[Start of Attachment]
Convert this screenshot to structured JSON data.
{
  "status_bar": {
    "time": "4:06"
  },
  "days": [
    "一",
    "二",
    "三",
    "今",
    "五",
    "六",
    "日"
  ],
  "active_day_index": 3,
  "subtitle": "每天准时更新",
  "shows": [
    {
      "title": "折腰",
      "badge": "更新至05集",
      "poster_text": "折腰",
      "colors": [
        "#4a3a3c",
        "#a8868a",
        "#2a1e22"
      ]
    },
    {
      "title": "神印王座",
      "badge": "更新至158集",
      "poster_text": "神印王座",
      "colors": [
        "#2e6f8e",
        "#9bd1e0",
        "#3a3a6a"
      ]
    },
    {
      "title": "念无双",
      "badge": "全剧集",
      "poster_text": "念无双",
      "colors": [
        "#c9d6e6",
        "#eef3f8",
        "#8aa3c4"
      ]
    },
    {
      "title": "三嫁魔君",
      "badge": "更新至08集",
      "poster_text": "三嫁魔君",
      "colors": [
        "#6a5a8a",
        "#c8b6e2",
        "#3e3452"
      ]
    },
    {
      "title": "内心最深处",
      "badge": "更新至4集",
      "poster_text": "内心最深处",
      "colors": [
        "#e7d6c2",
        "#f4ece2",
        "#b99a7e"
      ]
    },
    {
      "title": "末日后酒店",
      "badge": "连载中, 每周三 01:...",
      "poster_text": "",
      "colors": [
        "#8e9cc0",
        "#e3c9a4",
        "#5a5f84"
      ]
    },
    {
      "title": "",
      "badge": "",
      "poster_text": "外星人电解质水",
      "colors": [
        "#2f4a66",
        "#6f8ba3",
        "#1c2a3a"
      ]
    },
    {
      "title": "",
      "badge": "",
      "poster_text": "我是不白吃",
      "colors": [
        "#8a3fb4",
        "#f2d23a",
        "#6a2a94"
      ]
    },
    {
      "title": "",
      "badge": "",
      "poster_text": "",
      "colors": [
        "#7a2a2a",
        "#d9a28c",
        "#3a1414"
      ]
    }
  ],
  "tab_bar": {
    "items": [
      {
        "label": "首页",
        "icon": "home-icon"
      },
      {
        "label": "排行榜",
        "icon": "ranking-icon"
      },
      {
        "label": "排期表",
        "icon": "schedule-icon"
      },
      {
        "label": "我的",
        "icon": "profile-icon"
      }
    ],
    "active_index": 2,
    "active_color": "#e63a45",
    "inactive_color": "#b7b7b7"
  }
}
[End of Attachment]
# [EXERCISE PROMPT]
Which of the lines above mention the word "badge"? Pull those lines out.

# [YOUR RESPONSE]
      "badge": "更新至05集",
      "badge": "更新至158集",
      "badge": "全剧集",
      "badge": "更新至08集",
      "badge": "更新至4集",
      "badge": "连载中, 每周三 01:...",
      "badge": "",
      "badge": "",
      "badge": "",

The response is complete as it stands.